During this unprecedented event, CollegeCounts is committed to continuing to provide the high level of service you have come to expect. Here are some important reminders for accessing and managing your CollegeCounts account:
- We are open to serve you
- Sign up for online access
- Online access can provide the most effective and efficient processing of transactions
- Online access allows you to view and transact on your account online 24/7
- To activate online access:
- Click on “Login” in the upper, right corner of this page and select “Current Investor Login”
- Click “Sign up for access” and follow the easy online steps
- Important: Once in your account, sign up for e-Statements and e-Delivery
- Our Customer Care Center remains open for your questions
- We stand ready to serve. Should you experience a longer wait time we apologize for any inconvenience. Thank you for your understanding.
- Please note some national carriers have and may experience intermittent delays.
- Contacting Us
- Click on “Contact” in the upper, right corner and select the contact method most convenient for you
- A tip for account holders during this time is to watch out for scams, including suspicious emails or text messages.
- CollegeCounts will never ask you for your log in credentials in an email or text message.
- If you receive a suspicious email or text message, don’t respond or click on any links/attachments.
Refunds from Eligible Educational Institutions
If you receive a refund from an Eligible Educational Institution for Qualified Higher Education Expenses that were paid from money withdrawn from your Account, you can:
- Pay for Other Qualified Higher Education Expenses – you can use the funds to pay other Qualified Higher Education Expenses incurred by that Beneficiary in the same calendar year.
- Recontribute Refunded Amounts to a 529 Account – if a student receives a refund of Qualified Higher Education Expenses that were treated as paid by a 529 distribution, the student can recontribute these amounts into any 529 account for which they are the beneficiary within 60 days after the date of the refund. The amount recontributed cannot exceed the amount of the refund.
- EXTENSION OF TIME – for refunds made on or after February 1, 2020 and prior to May 16, 2020 the IRS has extended the time to recontribute funds to the greater of 60 days or July 15, 2020.
You should consult with your financial, tax or other advisor regarding your individual situation.
What is Happening in the Markets?
As history has shown, market downturns are normal and while unsettling, they tend to be short lived. The widespread impact of the coronavirus is dramatically impacting our daily lives and the markets. Broad economic uncertainty returned with a vengeance as the coronavirus continued its spread to Europe and the U.S. and an oil price war began between Saudi Arabia and Russia. Markets around the world have seen significant declines as investors are selling off riskier assets like stocks and looking for safe-haven assets such as treasuries and gold. The energy sector in particular has been a large drag on the market and volatility has been at extraordinary levels.
Efforts to slow the spread of the virus in the US and globally will have a negative impact on economic growth. Social distancing and other containment strategies are expanding and the negative impact on economic activity will likely grow as the approach becomes stricter and lasts longer than originally anticipated.
Central banks have stepped in across the globe to provide support and stimulus while governments are processing fiscal stimulus to accompany the monetary support.
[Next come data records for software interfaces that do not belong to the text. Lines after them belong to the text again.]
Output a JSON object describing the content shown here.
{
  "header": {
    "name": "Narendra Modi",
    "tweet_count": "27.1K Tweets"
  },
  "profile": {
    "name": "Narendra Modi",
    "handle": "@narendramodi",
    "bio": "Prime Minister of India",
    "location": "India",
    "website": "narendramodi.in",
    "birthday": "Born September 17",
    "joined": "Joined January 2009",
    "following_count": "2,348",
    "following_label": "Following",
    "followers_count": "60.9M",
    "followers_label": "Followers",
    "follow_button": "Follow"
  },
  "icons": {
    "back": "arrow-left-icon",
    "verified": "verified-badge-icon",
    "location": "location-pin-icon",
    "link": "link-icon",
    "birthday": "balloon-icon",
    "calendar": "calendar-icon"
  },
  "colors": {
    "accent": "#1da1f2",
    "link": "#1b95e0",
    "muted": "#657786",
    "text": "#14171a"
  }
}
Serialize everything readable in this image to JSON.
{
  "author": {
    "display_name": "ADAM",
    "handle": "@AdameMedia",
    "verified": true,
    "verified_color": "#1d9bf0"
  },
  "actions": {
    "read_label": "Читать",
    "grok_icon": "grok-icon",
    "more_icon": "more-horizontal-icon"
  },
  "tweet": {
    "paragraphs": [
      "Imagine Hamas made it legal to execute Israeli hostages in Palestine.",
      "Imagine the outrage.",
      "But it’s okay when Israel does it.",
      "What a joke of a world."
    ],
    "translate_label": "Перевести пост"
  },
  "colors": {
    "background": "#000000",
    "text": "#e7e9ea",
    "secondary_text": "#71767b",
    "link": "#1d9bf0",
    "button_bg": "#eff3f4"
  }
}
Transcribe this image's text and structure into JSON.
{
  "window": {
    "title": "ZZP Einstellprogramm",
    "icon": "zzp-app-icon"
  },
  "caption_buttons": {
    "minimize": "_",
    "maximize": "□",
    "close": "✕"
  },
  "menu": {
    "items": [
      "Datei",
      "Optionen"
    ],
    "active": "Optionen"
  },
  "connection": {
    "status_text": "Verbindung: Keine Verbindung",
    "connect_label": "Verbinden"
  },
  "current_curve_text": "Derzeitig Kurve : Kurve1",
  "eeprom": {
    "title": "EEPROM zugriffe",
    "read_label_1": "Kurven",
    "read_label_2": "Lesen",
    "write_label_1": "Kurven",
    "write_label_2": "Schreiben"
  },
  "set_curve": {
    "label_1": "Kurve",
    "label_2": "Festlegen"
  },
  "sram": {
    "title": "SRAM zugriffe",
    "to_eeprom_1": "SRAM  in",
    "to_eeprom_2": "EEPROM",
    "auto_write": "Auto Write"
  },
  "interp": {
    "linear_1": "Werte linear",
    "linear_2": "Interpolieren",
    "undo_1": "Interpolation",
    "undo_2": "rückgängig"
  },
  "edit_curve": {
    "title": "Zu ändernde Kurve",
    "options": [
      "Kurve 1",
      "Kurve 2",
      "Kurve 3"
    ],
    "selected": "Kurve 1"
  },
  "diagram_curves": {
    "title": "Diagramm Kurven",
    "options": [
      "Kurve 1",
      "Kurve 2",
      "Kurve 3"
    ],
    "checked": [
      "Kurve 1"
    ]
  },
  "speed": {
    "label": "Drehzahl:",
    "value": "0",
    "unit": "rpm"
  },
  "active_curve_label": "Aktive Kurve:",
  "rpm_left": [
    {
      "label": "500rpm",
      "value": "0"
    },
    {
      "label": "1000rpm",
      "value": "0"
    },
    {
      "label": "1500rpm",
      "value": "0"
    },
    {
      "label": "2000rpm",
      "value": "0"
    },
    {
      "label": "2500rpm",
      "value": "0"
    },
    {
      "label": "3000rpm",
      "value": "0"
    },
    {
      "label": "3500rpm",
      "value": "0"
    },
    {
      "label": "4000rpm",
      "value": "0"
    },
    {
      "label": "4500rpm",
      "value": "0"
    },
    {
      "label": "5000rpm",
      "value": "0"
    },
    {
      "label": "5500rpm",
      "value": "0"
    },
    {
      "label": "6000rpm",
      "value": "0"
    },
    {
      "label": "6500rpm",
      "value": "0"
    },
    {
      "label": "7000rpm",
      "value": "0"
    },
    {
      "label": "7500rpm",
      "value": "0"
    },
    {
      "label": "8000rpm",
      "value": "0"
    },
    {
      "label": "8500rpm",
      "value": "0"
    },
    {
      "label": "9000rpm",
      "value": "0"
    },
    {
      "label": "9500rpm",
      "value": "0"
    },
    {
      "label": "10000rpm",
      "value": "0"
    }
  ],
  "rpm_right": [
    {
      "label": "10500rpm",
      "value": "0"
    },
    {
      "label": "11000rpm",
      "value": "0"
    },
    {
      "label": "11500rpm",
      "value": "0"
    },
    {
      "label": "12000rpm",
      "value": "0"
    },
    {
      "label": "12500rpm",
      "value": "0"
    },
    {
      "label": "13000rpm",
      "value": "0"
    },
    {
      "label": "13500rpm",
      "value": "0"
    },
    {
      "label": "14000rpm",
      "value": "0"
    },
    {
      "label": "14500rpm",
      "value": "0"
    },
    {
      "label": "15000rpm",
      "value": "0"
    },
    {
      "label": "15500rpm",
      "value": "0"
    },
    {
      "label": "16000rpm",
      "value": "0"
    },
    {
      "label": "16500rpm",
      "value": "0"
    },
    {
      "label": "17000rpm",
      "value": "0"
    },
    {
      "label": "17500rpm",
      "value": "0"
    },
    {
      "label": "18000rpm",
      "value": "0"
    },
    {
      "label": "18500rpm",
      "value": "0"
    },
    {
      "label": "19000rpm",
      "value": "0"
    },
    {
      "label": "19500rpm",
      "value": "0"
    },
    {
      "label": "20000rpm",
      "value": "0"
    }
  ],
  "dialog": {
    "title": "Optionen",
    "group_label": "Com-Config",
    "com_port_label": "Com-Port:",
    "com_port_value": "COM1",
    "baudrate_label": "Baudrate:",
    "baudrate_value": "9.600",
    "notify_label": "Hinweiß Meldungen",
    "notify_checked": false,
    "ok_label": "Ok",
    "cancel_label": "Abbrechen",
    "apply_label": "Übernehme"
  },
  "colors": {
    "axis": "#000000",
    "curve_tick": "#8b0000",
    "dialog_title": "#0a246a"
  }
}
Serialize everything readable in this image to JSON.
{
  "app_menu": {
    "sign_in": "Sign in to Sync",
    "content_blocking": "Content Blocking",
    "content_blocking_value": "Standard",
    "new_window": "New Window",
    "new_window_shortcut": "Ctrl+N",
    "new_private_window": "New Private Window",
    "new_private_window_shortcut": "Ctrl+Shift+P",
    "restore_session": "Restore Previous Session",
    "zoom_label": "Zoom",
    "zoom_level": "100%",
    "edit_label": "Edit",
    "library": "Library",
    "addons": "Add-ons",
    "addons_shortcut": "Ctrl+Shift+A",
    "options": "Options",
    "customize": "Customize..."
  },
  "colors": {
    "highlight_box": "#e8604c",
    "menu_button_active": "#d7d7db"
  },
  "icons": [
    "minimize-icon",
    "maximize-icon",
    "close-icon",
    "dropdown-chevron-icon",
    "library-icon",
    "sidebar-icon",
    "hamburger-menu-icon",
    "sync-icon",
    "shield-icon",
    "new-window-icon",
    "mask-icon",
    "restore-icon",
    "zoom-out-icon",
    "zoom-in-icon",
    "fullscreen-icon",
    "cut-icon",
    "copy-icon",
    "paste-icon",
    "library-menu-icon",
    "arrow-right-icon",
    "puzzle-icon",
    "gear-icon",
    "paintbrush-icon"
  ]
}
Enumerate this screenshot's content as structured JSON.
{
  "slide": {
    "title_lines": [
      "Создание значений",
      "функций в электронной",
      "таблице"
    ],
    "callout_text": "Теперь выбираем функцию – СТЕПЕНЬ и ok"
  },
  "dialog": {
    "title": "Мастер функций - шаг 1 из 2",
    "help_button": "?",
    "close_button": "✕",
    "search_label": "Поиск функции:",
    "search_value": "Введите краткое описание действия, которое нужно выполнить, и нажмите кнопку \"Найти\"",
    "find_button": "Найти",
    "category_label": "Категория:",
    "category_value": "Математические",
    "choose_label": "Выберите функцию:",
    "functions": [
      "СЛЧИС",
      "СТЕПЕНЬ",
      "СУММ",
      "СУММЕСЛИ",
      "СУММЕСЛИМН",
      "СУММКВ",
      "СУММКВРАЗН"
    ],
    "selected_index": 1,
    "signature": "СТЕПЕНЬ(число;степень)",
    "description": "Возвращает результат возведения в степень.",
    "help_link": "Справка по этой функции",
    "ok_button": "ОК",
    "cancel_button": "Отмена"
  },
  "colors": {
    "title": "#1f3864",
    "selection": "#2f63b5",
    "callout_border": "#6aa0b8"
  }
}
The last several weeks have also seen the Fed take extraordinary action to facilitate liquidity in the capital markets.
What Should Investors Do?
In light of current market conditions, account owners should continue to periodically assess their investment choices with their time horizon, risk tolerance and investment objectives in mind. Investors should keep in mind that market downturns happen, be thoughtful and steady when making investment decisions. Market timing, i.e. buying and selling investments based on what you believe the markets will do next, tends to be risky and is not a recommended investment strategy. Instead, investors do best when holding a diversified portfolio, investing steadily and adhering to a long-term plan.
Health and Safety
Our thoughts are with those adversely affected by the Coronavirus. Keeping both our associates, and the general public as safe as possible is one of our highest concerns right now, while still making sure your information is secure.
For more details about COVID-19, please visit the Centers for Disease Control and Prevention.